JOHANNESBURG (AP) — More than 60% of contracts to help the South African government combat the COVID-19 pandemic have been irregular, an official report released Tuesday has revealed.
The country’s Special Investigating Unit probed more than 4,500 contracts for the purchase of medical equipment and services worth about $914 million and found that more than 2,800 of them are suspected to have been corrupt.
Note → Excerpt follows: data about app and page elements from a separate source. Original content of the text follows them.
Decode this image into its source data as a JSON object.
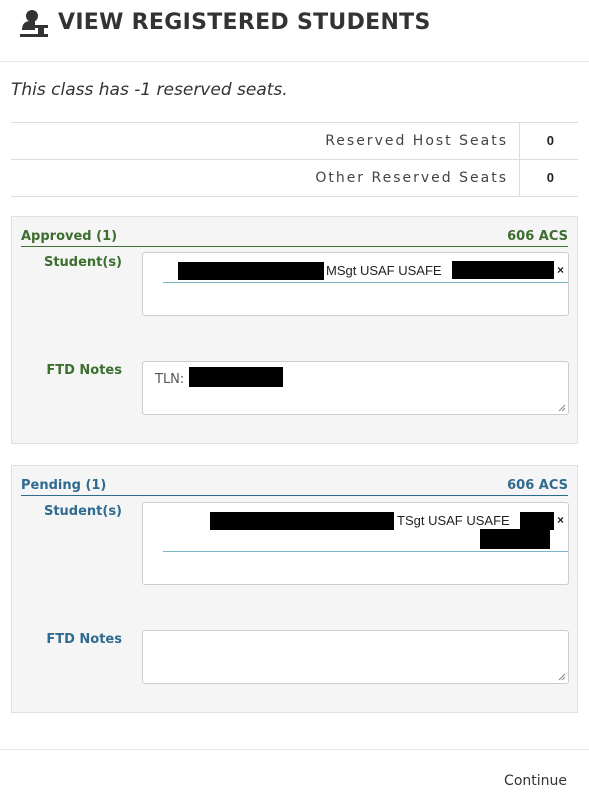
{
  "header": {
    "title": "VIEW REGISTERED STUDENTS",
    "icon": "user-podium-icon"
  },
  "subtitle": "This class has -1 reserved seats.",
  "seats": [
    {
      "label": "Reserved Host Seats",
      "value": "0"
    },
    {
      "label": "Other Reserved Seats",
      "value": "0"
    }
  ],
  "approved": {
    "heading": "Approved (1)",
    "unit": "606 ACS",
    "students_label": "Student(s)",
    "student_text": "MSgt USAF USAFE",
    "remove": "×",
    "notes_label": "FTD Notes",
    "notes_value": "TLN:"
  },
  "pending": {
    "heading": "Pending (1)",
    "unit": "606 ACS",
    "students_label": "Student(s)",
    "student_text": "TSgt USAF USAFE",
    "remove": "×",
    "notes_label": "FTD Notes",
    "notes_value": ""
  },
  "footer": {
    "continue_label": "Continue"
  },
  "colors": {
    "approved": "#3c6e2e",
    "pending": "#2f6b8f",
    "redaction": "#000000"
  }
}
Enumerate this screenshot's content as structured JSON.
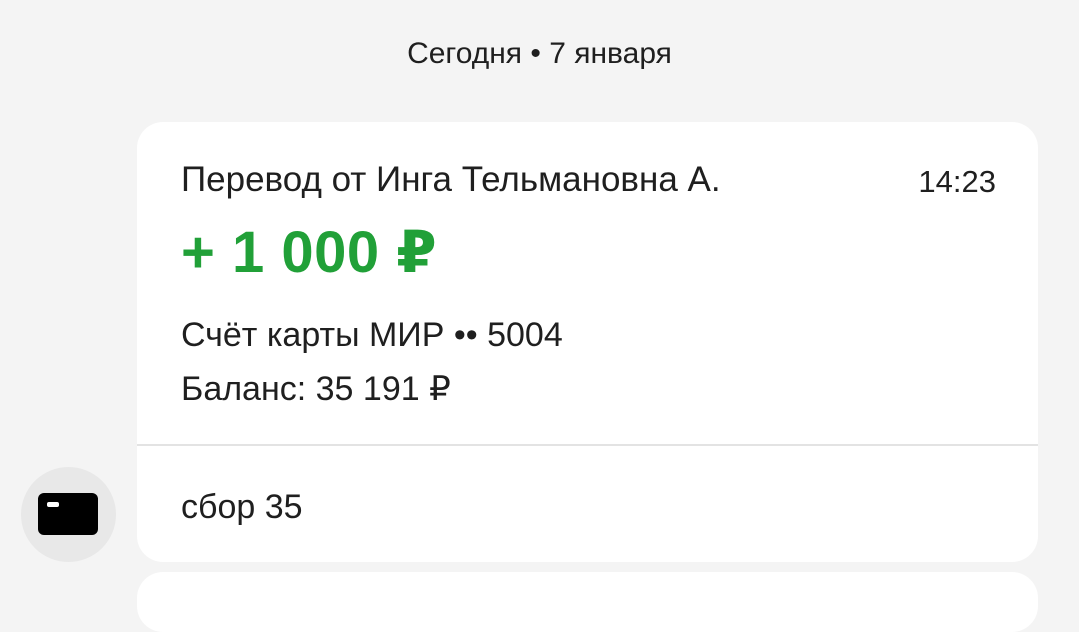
{
  "date_header": "Сегодня • 7 января",
  "message": {
    "title": "Перевод от Инга Тельмановна А.",
    "time": "14:23",
    "amount": "+ 1 000 ₽",
    "account": "Счёт карты МИР •• 5004",
    "balance": "Баланс: 35 191 ₽",
    "comment": "сбор 35"
  },
  "icons": {
    "avatar": "card-icon"
  },
  "colors": {
    "background": "#f4f4f4",
    "card": "#ffffff",
    "amount_green": "#21a038",
    "text": "#1f1f1f"
  }
}
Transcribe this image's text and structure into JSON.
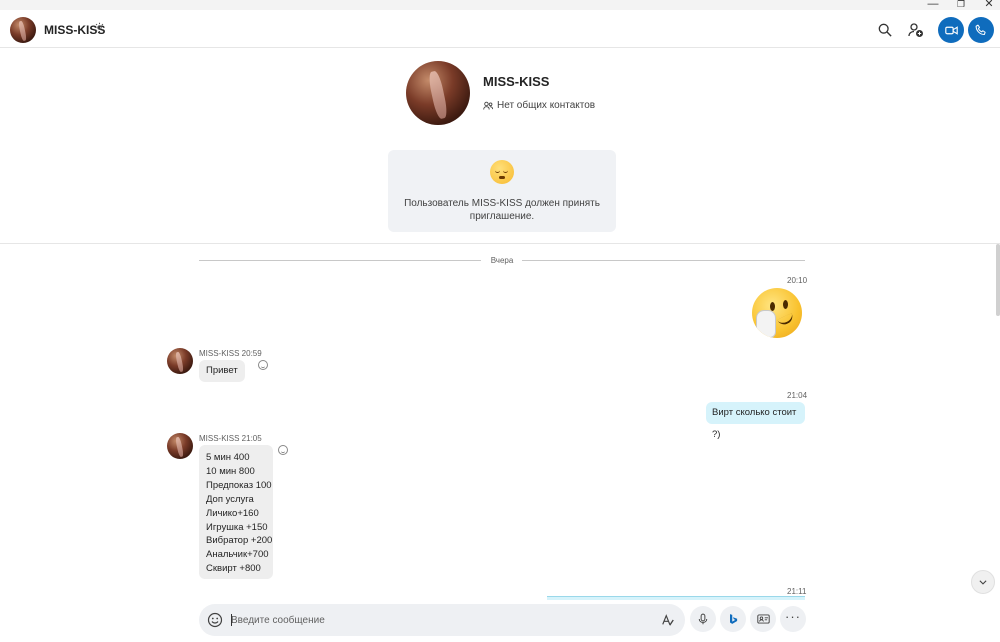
{
  "window": {
    "minimize_glyph": "—",
    "maximize_glyph": "❐",
    "close_glyph": "✕"
  },
  "header": {
    "contact_name": "MISS-KISS",
    "icons": [
      "gear-icon",
      "search-icon",
      "add-contact-icon",
      "video-call-icon",
      "audio-call-icon"
    ],
    "accent_color": "#0f6cbd"
  },
  "profile": {
    "name": "MISS-KISS",
    "contacts_text": "Нет общих контактов"
  },
  "invite": {
    "text": "Пользователь MISS-KISS должен принять приглашение."
  },
  "chat": {
    "date_divider": "Вчера",
    "messages": [
      {
        "direction": "out",
        "time": "20:10",
        "type": "emoji",
        "emoji": "face-with-hand-over-mouth"
      },
      {
        "direction": "in",
        "sender": "MISS-KISS",
        "time": "20:59",
        "meta": "MISS-KISS 20:59",
        "text": "Привет"
      },
      {
        "direction": "out",
        "time": "21:04",
        "text": "Вирт сколько стоит ?)"
      },
      {
        "direction": "in",
        "sender": "MISS-KISS",
        "time": "21:05",
        "meta": "MISS-KISS 21:05",
        "lines": [
          "5 мин 400",
          "10 мин 800",
          "Предпоказ 100",
          "Доп услуга",
          "Личико+160",
          "Игрушка +150",
          "Вибратор +200",
          "Анальчик+700",
          "Сквирт +800"
        ]
      },
      {
        "direction": "out",
        "time": "21:11",
        "text": ""
      }
    ]
  },
  "composer": {
    "placeholder": "Введите сообщение",
    "value": ""
  }
}
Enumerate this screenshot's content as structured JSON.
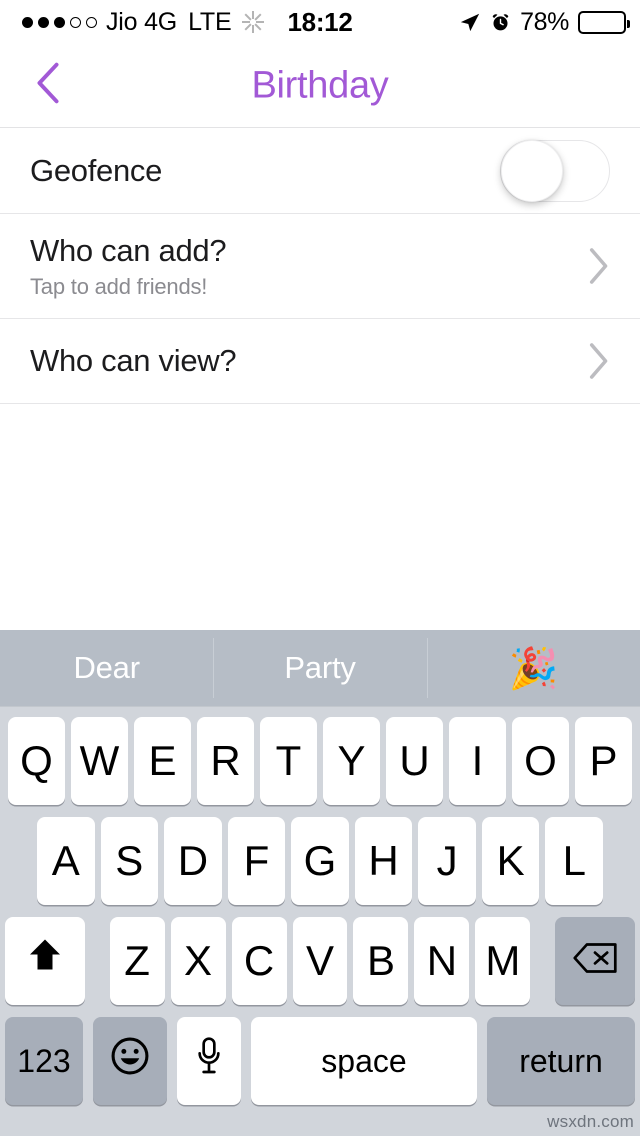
{
  "status_bar": {
    "signal_dots_filled": 3,
    "signal_dots_total": 5,
    "carrier": "Jio 4G",
    "network": "LTE",
    "activity_icon": "spinner-icon",
    "time": "18:12",
    "location_icon": "location-arrow-icon",
    "alarm_icon": "alarm-clock-icon",
    "battery_percent": "78%",
    "battery_level": 78
  },
  "nav": {
    "back_icon": "chevron-left-icon",
    "title": "Birthday",
    "accent_color": "#a259d6"
  },
  "settings": {
    "rows": [
      {
        "title": "Geofence",
        "subtitle": "",
        "accessory": "toggle",
        "toggle_on": false
      },
      {
        "title": "Who can add?",
        "subtitle": "Tap to add friends!",
        "accessory": "chevron",
        "toggle_on": null
      },
      {
        "title": "Who can view?",
        "subtitle": "",
        "accessory": "chevron",
        "toggle_on": null
      }
    ]
  },
  "keyboard": {
    "suggestions": [
      {
        "label": "Dear",
        "type": "word"
      },
      {
        "label": "Party",
        "type": "word"
      },
      {
        "label": "🎉",
        "type": "emoji"
      }
    ],
    "row1": [
      "Q",
      "W",
      "E",
      "R",
      "T",
      "Y",
      "U",
      "I",
      "O",
      "P"
    ],
    "row2": [
      "A",
      "S",
      "D",
      "F",
      "G",
      "H",
      "J",
      "K",
      "L"
    ],
    "row3": [
      "Z",
      "X",
      "C",
      "V",
      "B",
      "N",
      "M"
    ],
    "shift_icon": "shift-arrow-icon",
    "backspace_icon": "backspace-delete-icon",
    "numbers_label": "123",
    "emoji_icon": "smiley-face-icon",
    "dictation_icon": "microphone-icon",
    "space_label": "space",
    "return_label": "return",
    "background_color": "#d1d5db",
    "key_color": "#ffffff",
    "dark_key_color": "#a7aeb9",
    "suggestion_bar_color": "#b6bdc6"
  },
  "watermark": {
    "text": "wsxdn.com"
  }
}
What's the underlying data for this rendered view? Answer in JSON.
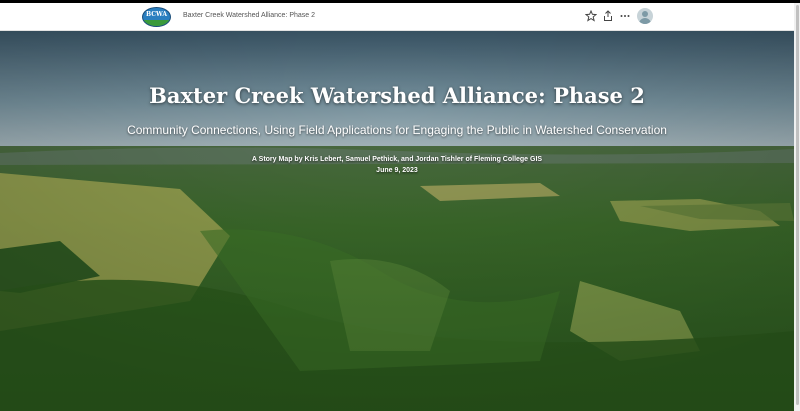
{
  "header": {
    "logo_text": "BCWA",
    "title": "Baxter Creek Watershed Alliance: Phase 2",
    "icons": [
      "star-icon",
      "share-icon",
      "more-options-icon",
      "user-avatar-icon"
    ]
  },
  "hero": {
    "title": "Baxter Creek Watershed Alliance: Phase 2",
    "subtitle": "Community Connections, Using Field Applications for Engaging the Public in Watershed Conservation",
    "byline": "A Story Map by Kris Lebert, Samuel Pethick, and Jordan Tishler of Fleming College GIS",
    "date": "June 9, 2023"
  },
  "colors": {
    "sky_top": "#3e5868",
    "sky_horizon": "#a9b8c0",
    "forest_dark": "#1f4a1c",
    "forest_light": "#5a8e32",
    "field": "#a6aa55",
    "text": "#ffffff"
  }
}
Additional contracts are still under investigation.
Releasing the report, President Cyril Ramaphosa lamented the extent of corruption during a pandemic.
“It is unacceptable that so many contracts associated with saving lives and protecting livelihoods were irregular, unlawful or fraudulent,” said Ramaphosa. “This investigation demonstrates our determination to root out corruption and to deal with perpetrators.”
He said that 386 cases have been referred for criminal prosecution and more than Rand 550 million (about $35 million) worth of cash and assets have been recovered as a result of the investigations.
South Africa has seen the highest number of COVID-19 infections and deaths in Africa, with more than 3.5 million cases and 94,265 deaths.